INPUT FOR THIS TASK>
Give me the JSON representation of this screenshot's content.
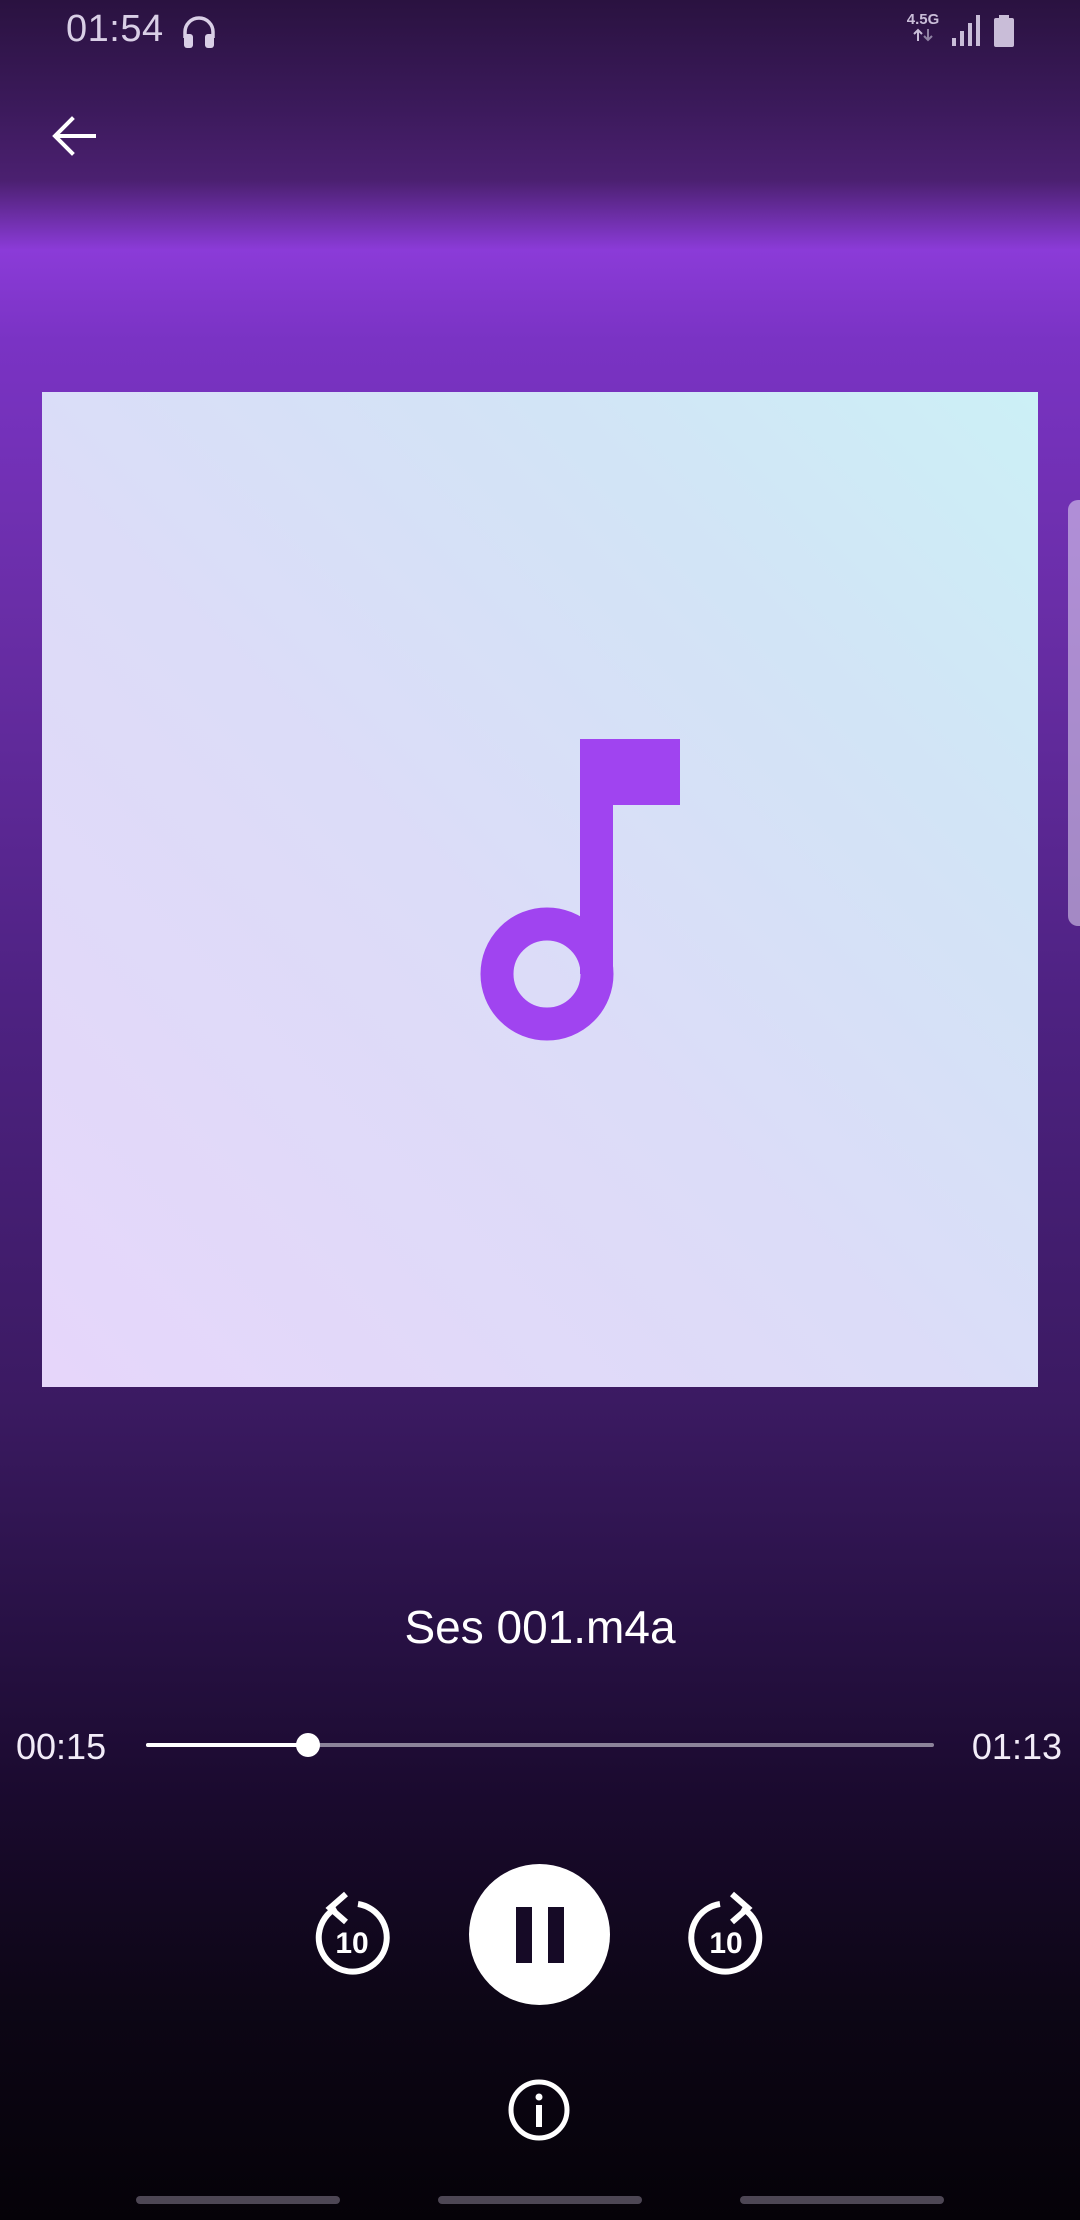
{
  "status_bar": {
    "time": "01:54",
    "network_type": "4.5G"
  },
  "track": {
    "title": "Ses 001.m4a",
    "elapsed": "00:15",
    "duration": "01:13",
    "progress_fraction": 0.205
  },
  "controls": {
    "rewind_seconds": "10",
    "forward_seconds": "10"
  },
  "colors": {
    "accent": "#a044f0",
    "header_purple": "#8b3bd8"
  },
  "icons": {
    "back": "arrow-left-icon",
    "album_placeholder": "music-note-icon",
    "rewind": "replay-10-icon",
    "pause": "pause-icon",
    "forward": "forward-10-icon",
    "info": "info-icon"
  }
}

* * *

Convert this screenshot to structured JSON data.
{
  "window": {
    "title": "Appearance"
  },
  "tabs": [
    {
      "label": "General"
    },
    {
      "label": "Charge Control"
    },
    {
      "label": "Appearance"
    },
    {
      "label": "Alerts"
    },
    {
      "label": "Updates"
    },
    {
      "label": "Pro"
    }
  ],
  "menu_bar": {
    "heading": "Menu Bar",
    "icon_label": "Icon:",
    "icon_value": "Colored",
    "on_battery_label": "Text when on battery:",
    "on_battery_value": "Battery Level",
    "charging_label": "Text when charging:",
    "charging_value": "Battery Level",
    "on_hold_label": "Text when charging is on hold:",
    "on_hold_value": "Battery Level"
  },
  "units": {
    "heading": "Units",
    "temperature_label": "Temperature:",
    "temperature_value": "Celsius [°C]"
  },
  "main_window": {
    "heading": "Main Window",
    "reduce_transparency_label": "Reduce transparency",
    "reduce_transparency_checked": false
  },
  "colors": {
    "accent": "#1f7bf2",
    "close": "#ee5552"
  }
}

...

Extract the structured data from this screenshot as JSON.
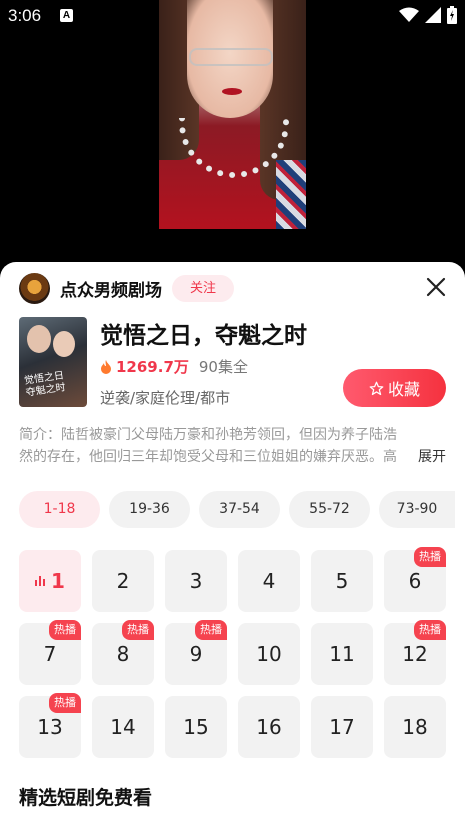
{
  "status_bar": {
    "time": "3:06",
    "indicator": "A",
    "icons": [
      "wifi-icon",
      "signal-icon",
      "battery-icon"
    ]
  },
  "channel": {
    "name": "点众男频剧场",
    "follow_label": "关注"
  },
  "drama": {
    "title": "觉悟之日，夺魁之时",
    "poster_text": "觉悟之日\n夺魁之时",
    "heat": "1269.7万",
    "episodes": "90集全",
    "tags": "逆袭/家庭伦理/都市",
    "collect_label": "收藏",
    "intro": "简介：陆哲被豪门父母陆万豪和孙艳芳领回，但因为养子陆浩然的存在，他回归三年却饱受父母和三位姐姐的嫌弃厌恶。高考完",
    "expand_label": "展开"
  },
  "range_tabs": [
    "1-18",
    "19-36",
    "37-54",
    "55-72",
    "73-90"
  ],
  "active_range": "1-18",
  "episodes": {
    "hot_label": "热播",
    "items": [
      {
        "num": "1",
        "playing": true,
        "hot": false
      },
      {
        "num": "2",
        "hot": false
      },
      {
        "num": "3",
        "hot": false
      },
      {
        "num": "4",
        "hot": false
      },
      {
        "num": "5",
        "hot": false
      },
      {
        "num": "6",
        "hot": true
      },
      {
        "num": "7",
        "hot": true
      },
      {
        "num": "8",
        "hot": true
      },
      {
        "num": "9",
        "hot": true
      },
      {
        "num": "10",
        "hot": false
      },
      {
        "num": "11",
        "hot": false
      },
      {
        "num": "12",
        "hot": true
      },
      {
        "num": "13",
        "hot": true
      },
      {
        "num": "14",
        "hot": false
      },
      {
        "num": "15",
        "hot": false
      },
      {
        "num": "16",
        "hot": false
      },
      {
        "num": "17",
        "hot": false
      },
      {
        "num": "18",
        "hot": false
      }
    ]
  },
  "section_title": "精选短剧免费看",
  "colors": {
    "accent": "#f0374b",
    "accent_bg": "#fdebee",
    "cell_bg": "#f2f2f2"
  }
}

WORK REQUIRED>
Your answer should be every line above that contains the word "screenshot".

WRITTEN ANSWER>
Give me the JSON representation of this screenshot's content.
Convert this screenshot to structured JSON data.
Extract the structured data from this screenshot as JSON.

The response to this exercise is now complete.